RECORDS PROVIDED START

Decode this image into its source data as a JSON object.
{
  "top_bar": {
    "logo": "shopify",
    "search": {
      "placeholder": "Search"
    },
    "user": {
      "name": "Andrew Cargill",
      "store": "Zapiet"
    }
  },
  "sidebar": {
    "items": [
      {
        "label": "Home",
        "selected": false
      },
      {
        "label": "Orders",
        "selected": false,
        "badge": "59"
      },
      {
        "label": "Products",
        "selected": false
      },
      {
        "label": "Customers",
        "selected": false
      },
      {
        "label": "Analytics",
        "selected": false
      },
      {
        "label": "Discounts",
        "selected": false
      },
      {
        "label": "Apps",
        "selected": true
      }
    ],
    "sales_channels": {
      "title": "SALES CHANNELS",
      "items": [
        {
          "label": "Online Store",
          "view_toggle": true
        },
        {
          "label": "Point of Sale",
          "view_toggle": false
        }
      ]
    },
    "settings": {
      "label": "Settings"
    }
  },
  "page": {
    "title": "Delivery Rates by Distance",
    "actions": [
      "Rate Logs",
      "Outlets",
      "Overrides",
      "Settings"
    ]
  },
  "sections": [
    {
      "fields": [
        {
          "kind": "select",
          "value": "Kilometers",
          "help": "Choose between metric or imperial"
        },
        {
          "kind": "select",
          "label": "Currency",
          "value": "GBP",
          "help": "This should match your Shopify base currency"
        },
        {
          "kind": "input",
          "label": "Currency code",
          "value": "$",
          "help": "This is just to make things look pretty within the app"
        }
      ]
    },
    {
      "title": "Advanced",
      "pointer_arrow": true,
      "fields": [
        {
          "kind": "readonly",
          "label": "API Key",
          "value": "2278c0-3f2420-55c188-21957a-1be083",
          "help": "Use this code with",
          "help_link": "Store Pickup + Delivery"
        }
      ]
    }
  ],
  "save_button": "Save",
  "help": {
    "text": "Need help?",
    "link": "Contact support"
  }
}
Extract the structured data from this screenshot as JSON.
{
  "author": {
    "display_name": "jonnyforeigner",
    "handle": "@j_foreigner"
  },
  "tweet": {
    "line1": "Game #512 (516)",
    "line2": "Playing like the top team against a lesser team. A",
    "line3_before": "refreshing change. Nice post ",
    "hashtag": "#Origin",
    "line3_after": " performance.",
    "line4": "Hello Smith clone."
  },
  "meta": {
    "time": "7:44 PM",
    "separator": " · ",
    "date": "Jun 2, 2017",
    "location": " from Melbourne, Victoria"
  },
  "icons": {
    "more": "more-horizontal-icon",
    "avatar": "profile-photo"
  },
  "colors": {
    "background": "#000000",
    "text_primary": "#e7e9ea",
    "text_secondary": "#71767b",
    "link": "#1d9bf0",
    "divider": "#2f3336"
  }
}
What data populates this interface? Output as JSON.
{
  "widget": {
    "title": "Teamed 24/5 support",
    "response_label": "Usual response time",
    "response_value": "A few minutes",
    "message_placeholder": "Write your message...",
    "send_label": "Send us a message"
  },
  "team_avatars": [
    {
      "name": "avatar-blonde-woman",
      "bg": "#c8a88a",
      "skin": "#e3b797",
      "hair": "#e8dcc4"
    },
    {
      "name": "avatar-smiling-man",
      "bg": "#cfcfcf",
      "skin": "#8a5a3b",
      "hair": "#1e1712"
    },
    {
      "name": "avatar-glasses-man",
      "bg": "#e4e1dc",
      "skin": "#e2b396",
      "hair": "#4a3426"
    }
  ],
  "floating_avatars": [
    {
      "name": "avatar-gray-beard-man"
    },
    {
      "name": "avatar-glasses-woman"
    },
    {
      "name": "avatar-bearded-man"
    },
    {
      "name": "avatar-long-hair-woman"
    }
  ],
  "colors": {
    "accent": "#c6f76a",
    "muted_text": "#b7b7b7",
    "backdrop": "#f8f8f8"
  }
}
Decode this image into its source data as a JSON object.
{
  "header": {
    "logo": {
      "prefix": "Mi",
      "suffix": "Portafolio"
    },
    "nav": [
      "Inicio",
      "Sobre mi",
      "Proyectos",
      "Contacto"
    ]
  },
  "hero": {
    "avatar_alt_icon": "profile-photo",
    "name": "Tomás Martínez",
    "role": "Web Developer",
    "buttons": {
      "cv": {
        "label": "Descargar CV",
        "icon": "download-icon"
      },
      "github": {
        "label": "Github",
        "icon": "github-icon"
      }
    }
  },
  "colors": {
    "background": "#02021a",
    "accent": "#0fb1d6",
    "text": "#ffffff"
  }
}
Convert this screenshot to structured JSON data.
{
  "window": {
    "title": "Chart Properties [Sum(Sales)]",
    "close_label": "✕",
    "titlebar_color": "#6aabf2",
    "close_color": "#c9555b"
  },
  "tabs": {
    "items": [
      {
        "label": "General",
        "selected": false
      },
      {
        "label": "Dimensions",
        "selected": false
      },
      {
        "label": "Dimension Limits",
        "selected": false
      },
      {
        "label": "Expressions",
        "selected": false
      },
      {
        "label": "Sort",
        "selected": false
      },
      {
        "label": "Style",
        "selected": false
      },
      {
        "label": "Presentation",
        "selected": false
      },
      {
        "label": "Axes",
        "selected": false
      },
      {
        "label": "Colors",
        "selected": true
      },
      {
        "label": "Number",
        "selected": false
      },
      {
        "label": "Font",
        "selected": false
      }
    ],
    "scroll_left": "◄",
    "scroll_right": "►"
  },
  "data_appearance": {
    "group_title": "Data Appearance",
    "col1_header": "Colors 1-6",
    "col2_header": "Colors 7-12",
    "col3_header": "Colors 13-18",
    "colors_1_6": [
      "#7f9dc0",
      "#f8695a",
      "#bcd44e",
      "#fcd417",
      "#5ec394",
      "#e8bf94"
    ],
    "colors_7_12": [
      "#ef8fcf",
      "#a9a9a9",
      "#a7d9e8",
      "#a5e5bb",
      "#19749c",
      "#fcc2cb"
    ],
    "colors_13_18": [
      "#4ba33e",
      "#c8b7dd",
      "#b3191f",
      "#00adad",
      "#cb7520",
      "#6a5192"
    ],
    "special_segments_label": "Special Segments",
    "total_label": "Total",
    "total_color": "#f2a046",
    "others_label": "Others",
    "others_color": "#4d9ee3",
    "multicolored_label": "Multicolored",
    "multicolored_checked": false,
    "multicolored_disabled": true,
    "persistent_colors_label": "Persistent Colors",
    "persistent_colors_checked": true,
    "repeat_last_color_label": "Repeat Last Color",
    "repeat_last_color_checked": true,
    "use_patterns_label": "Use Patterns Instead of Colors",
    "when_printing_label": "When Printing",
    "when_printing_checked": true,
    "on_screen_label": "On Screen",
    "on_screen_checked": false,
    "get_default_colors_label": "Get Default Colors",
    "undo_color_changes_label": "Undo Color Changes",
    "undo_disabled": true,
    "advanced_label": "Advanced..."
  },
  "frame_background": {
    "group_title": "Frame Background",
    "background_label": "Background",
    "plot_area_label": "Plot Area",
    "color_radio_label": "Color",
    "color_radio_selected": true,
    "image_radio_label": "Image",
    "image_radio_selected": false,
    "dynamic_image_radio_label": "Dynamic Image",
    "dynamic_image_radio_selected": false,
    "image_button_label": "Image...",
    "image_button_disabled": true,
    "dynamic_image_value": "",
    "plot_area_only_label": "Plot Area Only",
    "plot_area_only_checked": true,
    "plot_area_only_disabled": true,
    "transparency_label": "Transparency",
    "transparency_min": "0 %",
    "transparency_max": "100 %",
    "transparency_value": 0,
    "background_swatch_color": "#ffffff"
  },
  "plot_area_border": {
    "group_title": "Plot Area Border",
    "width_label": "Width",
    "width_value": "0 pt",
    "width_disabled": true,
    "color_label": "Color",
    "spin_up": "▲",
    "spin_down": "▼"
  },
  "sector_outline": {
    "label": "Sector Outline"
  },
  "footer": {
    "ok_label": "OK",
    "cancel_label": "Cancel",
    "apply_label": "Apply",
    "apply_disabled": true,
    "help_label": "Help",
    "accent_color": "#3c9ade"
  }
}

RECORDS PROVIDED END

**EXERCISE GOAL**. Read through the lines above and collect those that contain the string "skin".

**OUTPUT OF THE EXERCISE**.
      "skin": "#e3b797",
      "skin": "#8a5a3b",
      "skin": "#e2b396",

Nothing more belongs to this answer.